There were close to 70,000 apartments on the first floor. Since it was supposed to be a wall, however, it didn’t just have one floor, but ten, which meant there were almost 700,000 apartments. Each apartment number was a long string of numbers and letters.
The Morning Glory held so many people, it became like a state unto itself. The people who lived there had specific jobs – some worked sanitation, cleaning the waste, acting like old night soil men, gathering it for those in the U.S. or Mexico to take away. There were people who cooked and cleaned and delivered meals and taught classes to the children. There were doctors who delivered babies, babies that were born and grew up in the Morning Glory, knowing nothing except those apartments and those hallways.
Because the wall was there to keep people out, of course. The doors weren’t locked – that would be a fire hazard – but if you opened them on the U.S. side, you would see a row of big, scary automatic weapons pointed at you. The message was clear: we don’t want you here, stay over there.
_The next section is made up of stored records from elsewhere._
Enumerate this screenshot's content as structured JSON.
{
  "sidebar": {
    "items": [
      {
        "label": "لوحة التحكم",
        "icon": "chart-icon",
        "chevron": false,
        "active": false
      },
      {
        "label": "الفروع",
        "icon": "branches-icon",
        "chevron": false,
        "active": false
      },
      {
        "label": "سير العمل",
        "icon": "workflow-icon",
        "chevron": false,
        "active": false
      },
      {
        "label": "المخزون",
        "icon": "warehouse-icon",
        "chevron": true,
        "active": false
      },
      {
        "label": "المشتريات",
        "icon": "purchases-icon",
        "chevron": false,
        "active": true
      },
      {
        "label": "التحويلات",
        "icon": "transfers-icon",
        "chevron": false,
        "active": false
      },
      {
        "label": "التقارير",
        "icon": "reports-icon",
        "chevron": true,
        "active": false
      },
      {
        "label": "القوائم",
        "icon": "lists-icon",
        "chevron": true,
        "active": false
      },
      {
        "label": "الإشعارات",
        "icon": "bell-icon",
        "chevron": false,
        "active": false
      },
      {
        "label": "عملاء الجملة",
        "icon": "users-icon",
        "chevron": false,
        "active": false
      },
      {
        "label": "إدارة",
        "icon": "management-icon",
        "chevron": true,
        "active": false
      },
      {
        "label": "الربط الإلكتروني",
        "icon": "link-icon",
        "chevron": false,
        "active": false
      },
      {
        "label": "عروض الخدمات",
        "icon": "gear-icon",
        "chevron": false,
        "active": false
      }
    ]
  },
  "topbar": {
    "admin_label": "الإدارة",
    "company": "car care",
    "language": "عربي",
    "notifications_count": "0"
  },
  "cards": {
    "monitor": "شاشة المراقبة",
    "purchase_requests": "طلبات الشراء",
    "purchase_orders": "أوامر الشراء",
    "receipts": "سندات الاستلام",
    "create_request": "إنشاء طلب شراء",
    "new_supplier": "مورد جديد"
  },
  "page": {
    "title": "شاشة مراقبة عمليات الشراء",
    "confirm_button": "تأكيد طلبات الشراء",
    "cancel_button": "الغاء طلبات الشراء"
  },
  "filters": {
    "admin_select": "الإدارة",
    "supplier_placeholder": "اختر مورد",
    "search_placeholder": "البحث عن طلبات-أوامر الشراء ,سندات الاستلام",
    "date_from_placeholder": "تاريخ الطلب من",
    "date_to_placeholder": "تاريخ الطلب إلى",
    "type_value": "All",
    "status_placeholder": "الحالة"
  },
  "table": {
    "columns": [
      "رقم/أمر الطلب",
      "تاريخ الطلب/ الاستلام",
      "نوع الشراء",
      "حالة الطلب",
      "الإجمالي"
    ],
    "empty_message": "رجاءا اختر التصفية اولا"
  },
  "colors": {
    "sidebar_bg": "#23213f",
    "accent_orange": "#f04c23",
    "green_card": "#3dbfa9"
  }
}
When the years passed and the U.S. began deporting more and more people into the Morning Glory, however, the Mexican side decided enough was enough, too: they erected their own rows of big, scary automatic weapons. “You don’t want our immigrants, fine,” they said. “We don’t want your castoffs either.”
Which meant that the Morning Glory was now not just a wall and low income housing, it was also a prison. A prison which became its own city, its own economy, its own world.
In 2042, for the twentieth anniversary of the building of the Morning Glory, a United Nations inspector was allowed inside. He noticed that a large number of people who lived there spoke in a new hybrid language – not just a mixture of English and Spanish, but a completely new language that added a large number of words. “Maga,” for instance, meant a general stupidity – “Stop being so maga.” “Ice” meant evil, “trump” was a general swear word (which was often merged with “fuck” – “trumpfucked” being a very common phrase), and so on.
The U.N. inspector came back from his visit with a full report and declared that parts of the Morning Glory were equivalent to a third world country. There were rows of apartments that were ruled by gangs who extorted money or supplies from people. There were murders that went unsolved, the bodies of those killed left with the waste for the night soil men to remove. It was its own country and it had the same problems a country did, only confined to 1,933 miles.
The report was met with calls of “fake news” from the United States government and its news organizations. When the U.N. inspector heard this, he could only laugh. When asked why, he answered, “In the Glory’s own patois, ‘fake news’ means the truth that nobody wants to hear.”